● Data shown:
┄┄┄┄┄┄┄┄┄┄┄┄┄┄┄┄┄┄┄┄

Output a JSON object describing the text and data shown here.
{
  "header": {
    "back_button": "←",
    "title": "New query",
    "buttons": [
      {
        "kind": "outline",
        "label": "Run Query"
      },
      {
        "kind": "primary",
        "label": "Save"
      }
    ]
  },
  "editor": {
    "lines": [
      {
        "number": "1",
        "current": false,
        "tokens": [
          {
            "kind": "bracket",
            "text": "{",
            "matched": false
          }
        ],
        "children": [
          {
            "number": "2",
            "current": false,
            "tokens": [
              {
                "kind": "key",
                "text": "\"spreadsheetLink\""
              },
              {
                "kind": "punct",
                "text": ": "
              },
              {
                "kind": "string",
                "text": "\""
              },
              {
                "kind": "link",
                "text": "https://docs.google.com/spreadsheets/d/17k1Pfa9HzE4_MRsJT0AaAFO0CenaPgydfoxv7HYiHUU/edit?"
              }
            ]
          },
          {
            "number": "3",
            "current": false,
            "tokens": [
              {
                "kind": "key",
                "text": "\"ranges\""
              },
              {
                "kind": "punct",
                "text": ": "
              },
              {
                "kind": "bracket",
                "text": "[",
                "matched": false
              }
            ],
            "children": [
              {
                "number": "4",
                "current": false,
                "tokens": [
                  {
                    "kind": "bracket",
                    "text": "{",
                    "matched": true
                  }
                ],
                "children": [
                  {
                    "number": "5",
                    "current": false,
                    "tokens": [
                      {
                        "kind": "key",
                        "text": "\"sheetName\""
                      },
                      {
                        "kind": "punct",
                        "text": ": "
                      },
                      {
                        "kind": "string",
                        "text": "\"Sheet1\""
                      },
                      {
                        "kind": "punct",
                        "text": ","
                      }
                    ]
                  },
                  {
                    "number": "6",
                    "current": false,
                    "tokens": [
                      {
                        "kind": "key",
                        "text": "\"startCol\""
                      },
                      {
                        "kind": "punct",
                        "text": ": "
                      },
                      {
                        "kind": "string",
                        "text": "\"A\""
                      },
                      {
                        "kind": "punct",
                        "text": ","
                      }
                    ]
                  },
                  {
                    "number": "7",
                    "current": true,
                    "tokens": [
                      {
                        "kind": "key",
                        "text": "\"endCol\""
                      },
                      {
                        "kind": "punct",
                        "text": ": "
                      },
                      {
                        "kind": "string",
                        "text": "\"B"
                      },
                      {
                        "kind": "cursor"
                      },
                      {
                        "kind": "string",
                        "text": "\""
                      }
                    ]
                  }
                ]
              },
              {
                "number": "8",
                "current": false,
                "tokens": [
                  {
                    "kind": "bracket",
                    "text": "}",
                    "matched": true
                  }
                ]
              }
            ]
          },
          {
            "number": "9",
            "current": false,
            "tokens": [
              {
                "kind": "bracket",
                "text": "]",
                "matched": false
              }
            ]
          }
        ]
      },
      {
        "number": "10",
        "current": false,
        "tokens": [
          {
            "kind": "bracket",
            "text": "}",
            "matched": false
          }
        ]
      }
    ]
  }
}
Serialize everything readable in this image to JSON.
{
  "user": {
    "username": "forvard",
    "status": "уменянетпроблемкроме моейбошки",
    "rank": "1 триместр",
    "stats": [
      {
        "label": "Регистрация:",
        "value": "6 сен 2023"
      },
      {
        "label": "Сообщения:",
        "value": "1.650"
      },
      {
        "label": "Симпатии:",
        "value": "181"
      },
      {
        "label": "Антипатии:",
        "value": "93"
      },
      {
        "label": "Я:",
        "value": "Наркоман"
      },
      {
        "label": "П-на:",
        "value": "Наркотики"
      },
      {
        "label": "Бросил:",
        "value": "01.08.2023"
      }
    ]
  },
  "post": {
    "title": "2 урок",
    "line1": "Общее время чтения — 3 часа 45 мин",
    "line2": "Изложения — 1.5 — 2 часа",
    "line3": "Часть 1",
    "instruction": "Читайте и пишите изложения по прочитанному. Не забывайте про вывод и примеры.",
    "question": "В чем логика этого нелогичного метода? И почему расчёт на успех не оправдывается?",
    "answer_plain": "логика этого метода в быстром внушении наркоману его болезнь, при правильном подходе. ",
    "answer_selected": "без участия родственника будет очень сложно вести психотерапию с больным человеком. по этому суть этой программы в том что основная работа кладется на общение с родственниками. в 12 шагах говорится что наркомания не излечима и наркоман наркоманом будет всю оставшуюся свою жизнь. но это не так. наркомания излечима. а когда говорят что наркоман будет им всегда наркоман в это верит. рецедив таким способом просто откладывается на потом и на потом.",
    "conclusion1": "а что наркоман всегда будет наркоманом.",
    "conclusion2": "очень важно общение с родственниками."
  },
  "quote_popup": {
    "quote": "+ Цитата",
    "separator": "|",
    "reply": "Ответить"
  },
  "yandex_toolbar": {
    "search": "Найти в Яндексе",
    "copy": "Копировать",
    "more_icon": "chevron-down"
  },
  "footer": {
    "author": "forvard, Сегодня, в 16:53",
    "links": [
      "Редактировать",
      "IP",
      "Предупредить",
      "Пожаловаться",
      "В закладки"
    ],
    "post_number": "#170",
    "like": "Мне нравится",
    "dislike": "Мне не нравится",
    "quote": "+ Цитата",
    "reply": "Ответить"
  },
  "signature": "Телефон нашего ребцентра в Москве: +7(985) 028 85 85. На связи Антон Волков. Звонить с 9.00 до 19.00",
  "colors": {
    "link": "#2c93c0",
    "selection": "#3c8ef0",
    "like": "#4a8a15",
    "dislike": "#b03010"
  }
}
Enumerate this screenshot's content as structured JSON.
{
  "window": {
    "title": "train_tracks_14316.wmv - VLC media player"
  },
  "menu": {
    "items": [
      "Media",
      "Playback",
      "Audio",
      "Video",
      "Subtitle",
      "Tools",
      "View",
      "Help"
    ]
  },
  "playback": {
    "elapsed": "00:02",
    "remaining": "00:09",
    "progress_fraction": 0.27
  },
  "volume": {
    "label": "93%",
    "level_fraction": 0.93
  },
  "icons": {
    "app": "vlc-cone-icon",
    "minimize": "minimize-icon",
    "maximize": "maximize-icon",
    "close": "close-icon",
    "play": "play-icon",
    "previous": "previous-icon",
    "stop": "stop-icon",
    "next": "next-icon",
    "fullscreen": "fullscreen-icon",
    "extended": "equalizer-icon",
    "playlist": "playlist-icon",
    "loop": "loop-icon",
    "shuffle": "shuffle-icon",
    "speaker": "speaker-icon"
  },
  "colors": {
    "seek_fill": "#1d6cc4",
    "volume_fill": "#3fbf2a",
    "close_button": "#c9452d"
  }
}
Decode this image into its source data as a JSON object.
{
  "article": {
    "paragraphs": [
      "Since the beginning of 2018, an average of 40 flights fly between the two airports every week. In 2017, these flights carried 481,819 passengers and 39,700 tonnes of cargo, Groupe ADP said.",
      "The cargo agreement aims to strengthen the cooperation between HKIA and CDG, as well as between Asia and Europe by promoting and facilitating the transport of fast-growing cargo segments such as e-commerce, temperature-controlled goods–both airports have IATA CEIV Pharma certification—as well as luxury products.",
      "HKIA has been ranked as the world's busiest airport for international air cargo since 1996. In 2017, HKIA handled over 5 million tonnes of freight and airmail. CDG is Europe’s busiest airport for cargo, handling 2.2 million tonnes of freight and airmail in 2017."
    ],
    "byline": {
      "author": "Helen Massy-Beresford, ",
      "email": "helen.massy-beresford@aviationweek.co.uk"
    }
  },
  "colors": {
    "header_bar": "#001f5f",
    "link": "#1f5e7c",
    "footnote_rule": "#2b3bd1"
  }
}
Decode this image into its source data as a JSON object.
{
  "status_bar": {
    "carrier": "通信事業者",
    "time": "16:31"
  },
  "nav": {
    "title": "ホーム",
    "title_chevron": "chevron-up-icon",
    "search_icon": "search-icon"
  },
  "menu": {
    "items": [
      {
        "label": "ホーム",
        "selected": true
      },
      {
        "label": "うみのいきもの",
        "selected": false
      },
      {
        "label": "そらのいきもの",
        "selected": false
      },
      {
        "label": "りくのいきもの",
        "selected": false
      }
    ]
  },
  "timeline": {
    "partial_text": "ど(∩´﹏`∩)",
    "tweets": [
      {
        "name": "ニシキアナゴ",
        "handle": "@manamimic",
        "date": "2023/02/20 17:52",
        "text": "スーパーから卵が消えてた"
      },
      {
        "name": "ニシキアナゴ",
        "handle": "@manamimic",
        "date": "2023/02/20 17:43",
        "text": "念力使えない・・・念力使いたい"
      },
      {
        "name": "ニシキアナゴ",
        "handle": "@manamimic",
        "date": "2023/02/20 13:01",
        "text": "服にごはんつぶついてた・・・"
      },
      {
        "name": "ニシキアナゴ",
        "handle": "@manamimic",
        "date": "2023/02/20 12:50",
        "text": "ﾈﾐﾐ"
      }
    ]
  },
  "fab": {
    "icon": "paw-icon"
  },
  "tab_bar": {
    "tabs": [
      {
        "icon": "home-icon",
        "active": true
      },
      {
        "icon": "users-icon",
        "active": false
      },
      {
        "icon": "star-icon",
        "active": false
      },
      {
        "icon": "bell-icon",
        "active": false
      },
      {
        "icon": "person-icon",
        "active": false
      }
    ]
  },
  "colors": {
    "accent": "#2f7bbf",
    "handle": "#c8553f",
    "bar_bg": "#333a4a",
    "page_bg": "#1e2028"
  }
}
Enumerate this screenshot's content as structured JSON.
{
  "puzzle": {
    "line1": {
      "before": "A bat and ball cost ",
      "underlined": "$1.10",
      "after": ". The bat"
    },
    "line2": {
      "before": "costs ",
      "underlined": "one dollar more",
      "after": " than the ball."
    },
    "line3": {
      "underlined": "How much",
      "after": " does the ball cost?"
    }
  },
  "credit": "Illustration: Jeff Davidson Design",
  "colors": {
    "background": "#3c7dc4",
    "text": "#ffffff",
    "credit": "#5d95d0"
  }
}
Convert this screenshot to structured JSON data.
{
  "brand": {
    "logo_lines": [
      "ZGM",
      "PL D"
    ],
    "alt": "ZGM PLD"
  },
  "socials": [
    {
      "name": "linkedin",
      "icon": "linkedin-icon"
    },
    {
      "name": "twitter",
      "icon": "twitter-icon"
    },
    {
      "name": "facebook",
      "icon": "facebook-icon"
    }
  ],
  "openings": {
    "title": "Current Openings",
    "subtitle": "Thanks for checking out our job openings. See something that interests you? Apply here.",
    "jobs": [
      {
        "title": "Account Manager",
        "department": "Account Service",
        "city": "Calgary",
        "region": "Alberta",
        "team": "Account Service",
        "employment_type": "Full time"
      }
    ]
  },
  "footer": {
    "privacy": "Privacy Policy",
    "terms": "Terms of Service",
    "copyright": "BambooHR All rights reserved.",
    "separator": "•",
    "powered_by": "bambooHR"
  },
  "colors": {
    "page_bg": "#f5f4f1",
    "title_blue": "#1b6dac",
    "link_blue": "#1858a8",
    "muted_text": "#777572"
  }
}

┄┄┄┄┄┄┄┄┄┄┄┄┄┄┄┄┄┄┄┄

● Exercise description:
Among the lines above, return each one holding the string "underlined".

● The completed task:
      "underlined": "$1.10",
      "underlined": "one dollar more",
      "underlined": "How much",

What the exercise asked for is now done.